Same as before if you require any more information about these filters or would like to see for yourself check out the photo above which will direct you to the Kase filters UK website.
Realistically it is not long now until the photography show where you can visit the stands for everything I've talked about today and see if I yourself. March is only a few months around the corner so hopefully some of this today has helped you and if you much time you can see for yourself.
Cold weather gear
making this blog at the end of August into September which means autumn and winter are only around the corner. This is a great time to look at some of the clothing which helps us as landscape photographers battle the elements. The right gear cannot be underestimated after all if you are warm and dry and comfortable then you can concentrate properly grabbing the shot.
I am not someone who often wears a coat just because I find it quite distracting.
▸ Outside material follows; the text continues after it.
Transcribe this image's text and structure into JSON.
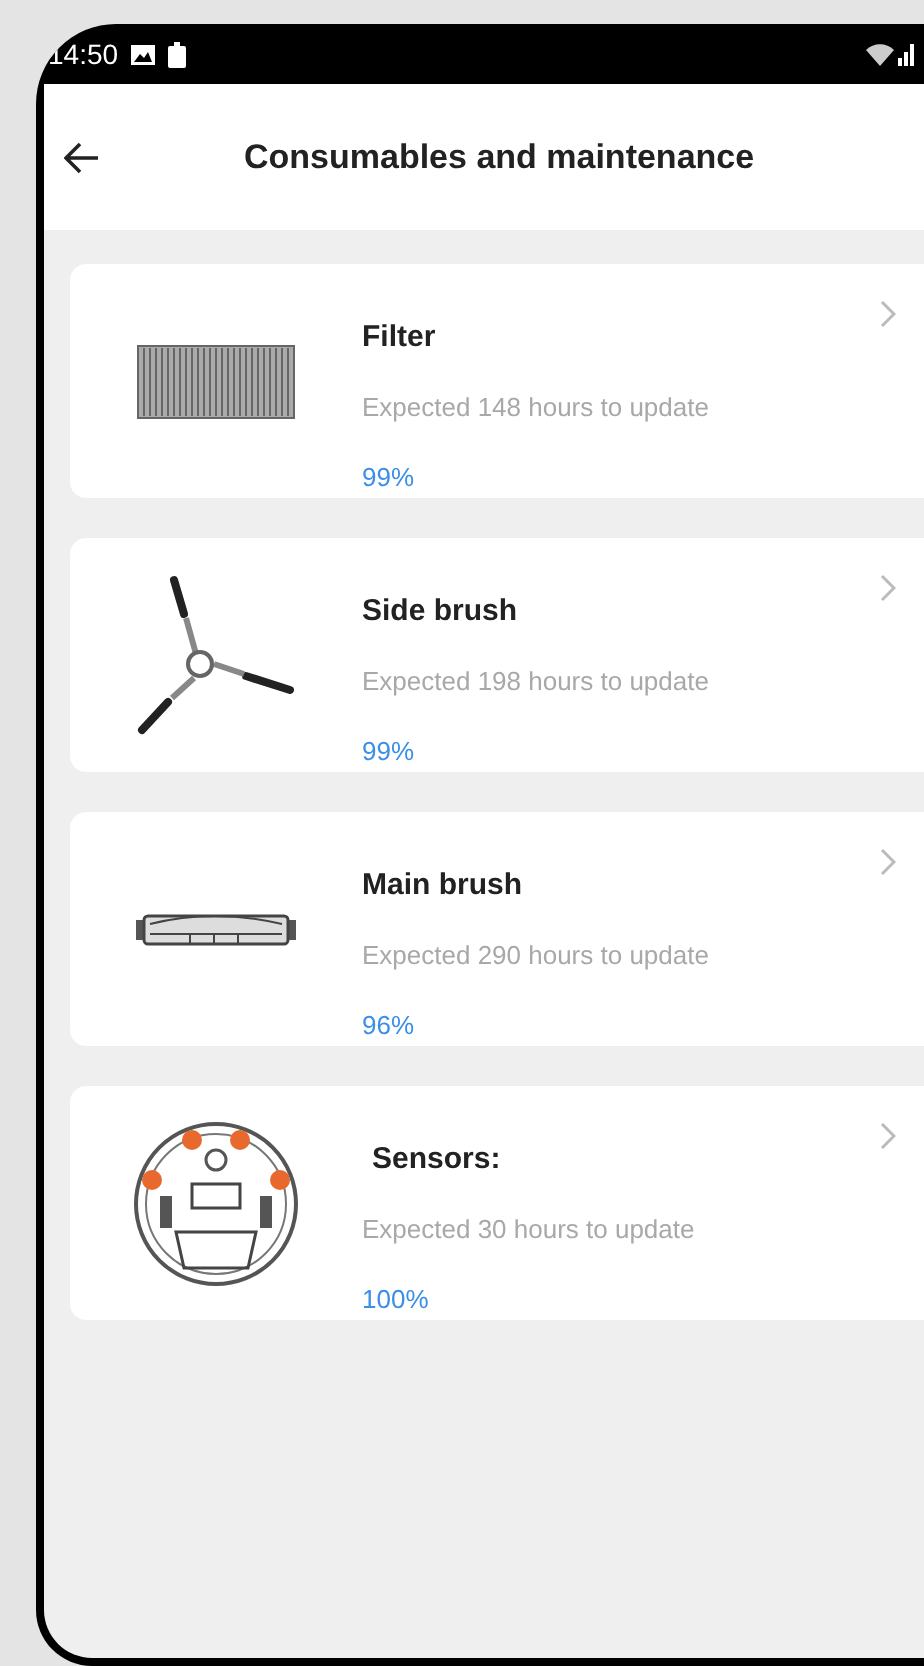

Specially when you're walking for miles it's just one extra thing you have to carry and in the end feel too warm. Instead I like wearing something similar to the Buffalo systems which is an ex-military design of clothing designed to be worn on or just under the skin therefore the movement of your body is how the clothing gets its warmth and quick drying element. I've owned a buffalo shirt for over 20 years and although it still works perfectly of course it doesn't look as bright as it did but for 20 years that can be expected. More recently I came across another brand designing something practically the same and this was from a company called ridgeline. Very similar indeed to the Buffalo system therefore I would highly recommend checking out both companies for this sort of system.
Ridgeline also offer other types of outdoor clothing such as coats fleeces and Smocks. All of the items from ridgeline look and feel fantastic again it is what you expect as they are designed for the great outdoors. The company has a presence in the UK and New Zealand therefore you can check out the link below and see for yourself. However I've been using the ridgeline Buffalo style shirt for nearly 2 years now and it is my first obvious choice on those cooler mornings.
To go back ever so slightly to Buffalo one of the thing from Buffalo that I've used for many years now and I would highly recommend is the Buffalo mitts. Of course I need to take these off when I'm taking a photograph however that moment when your fingers start to go cool turn blue and you know it's getting cold. The second you put these back on it is a huge comfort because these mittens are outstanding and by far the best gloves I've owned.
Anyway thank you for checking out my blog. I have been trying to tidy up my website for a bit which is why I deleted all the other content from the past and wanted to restart this page. I have a few better plans coming up soon and look forward to sharing this with you all soon.
Before I do go however I just want to quickly mention an exhibition I will be holding with a fellow landscape photographer in December. Both myself and Matt Oliver are very much looking forward to welcoming people to our exhibition which you can find at the Dronfield Hall barn between the 13th and 17th of December. There will be more information going soon however a look at the photograph below will also give you a heads up.